We have a Firebird database that's almost 200 Gbyte in sice, and for performance we have forced writes off. Please don't debate the risks of forced writes, we are aware of them. This is Firebird 3.0.4 on Windows Server 2016.
For backup, we use
alter database begin backup and
alter database end backup, and copy the main database file using FastCopy. We can see that the delta file is created right away when executing
alter database begin backup. But the main database file usually gets an updated timestamp quite some time later, often within a few minutes, but sometimes it takes longer.
I assume this is caused by forced writes off and the fact that Windows may delay some writes for an arbitrary amount of time. In other words, I assume that the Firebird engine does in fact not write to the main databse file after
alter database begin backup, but writes that were made before this may be delayed by Windows for quite a while, meaning it's not in fact safe to start copying the main database file until Windows has flushed all writes.
Now, my question is how to properly handle this to achieve safe and reliable backups?
Up to now I've scheduled file copy to 3 hours after
alter database begin backup, and I also included a dummy transaction right after the
alter database begin backup.
But are there better approaches?
I came up with the idea to use
gfix to switch forced writes on before executing

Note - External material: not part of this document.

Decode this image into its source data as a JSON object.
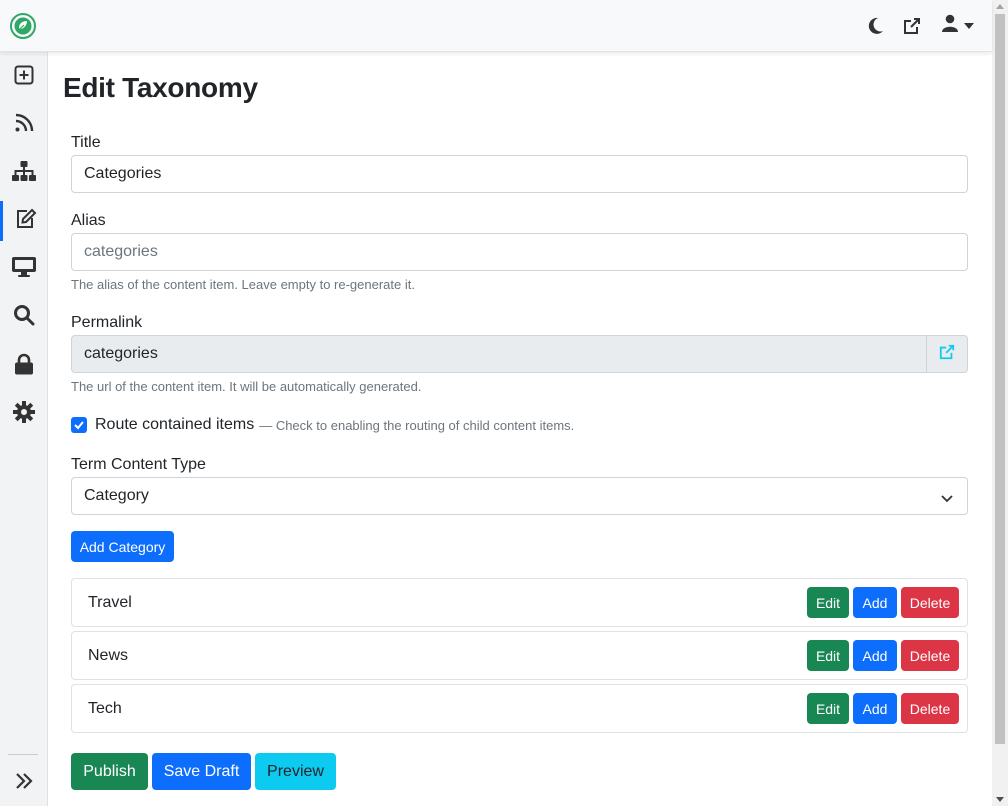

alter database begin backup (and switch it back off later). I assume this will cause the locked state to be flushed to disk right away, but I also assume that writes that were made before switching forced writes on will still suffer the arbitrary delay from Windows' write cache. Correct? Or is

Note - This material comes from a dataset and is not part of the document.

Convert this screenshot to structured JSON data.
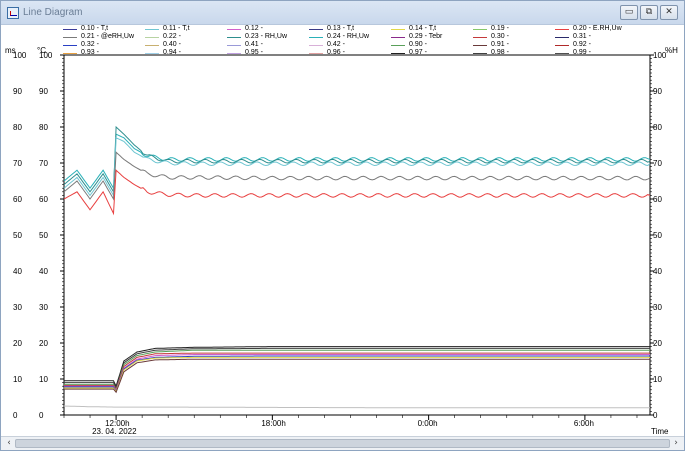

gfix or the Firebird engine actually able to force flush all previous writes that are already in the Windows write cache?
Another idea is to use Sysinternals Sync util to flush Windows' write cache for the entire disk. For overall system performace, this would not be a problem, considering backup is scheduled to a low-traffic time of day.
We could use nbackup instead of FastCopy. Would this help? In other words: would nbackup's reads of the main database file see the new still-cached versions of the database pages being copied, or would it see the outdated on-disk versions?
In fact, I'm not sure if FastCopy actually sees the new still-cached versions or not, but it fails when it notices that the source file's timestamp has been changed since it started copying, so it fails anyway. There's no apparent way to avoid this.